Records to process START

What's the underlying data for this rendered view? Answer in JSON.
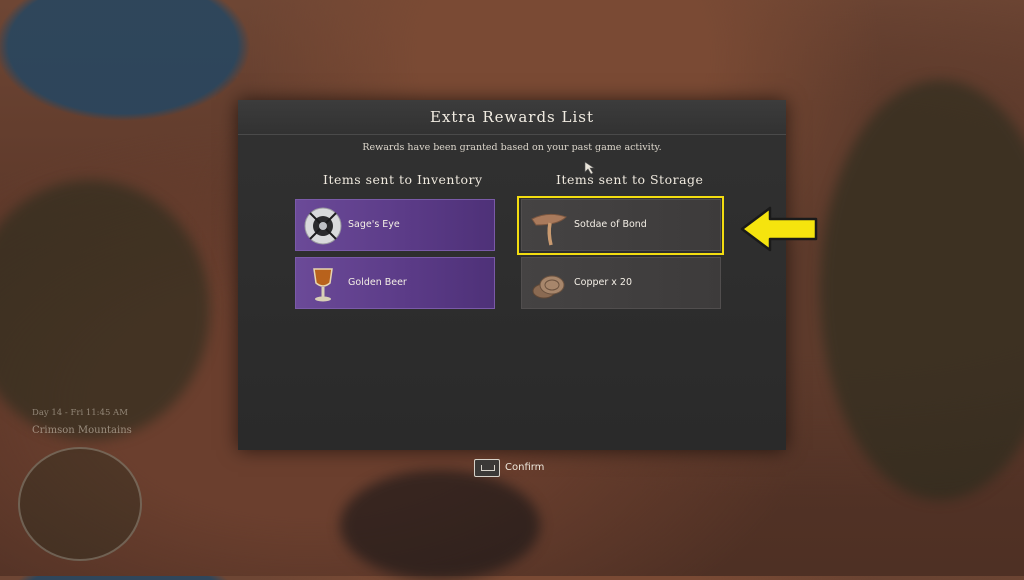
{
  "dialog": {
    "title": "Extra Rewards List",
    "subtitle": "Rewards have been granted based on your past game activity.",
    "inventory_title": "Items sent to Inventory",
    "storage_title": "Items sent to Storage",
    "inventory_items": [
      {
        "label": "Sage's Eye",
        "rarity": "purple",
        "icon": "sages-eye-icon"
      },
      {
        "label": "Golden Beer",
        "rarity": "purple",
        "icon": "golden-beer-icon"
      }
    ],
    "storage_items": [
      {
        "label": "Sotdae of Bond",
        "rarity": "grey",
        "icon": "sotdae-icon",
        "highlighted": true
      },
      {
        "label": "Copper x 20",
        "rarity": "grey",
        "icon": "copper-coins-icon"
      }
    ],
    "confirm_label": "Confirm"
  },
  "hud": {
    "day_time": "Day 14 - Fri 11:45 AM",
    "location": "Crimson Mountains"
  },
  "colors": {
    "highlight": "#f3dd10",
    "purple_slot": "#5a3a86",
    "grey_slot": "#403e3e",
    "panel": "#2d2d2d"
  }
}
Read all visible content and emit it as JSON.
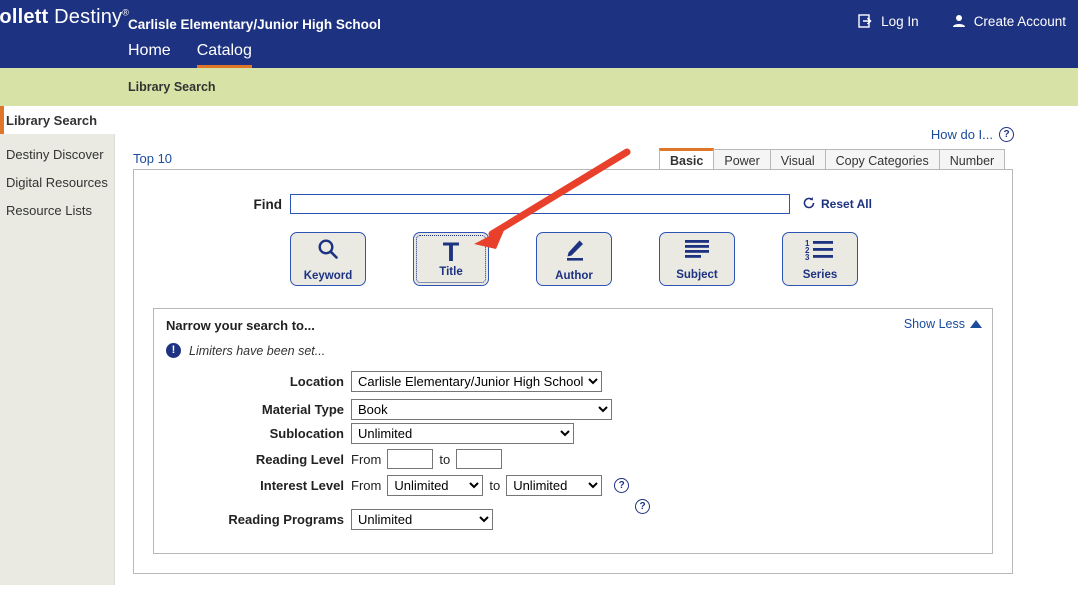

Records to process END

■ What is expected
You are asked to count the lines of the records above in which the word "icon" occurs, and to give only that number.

■ Solution for this exercise
4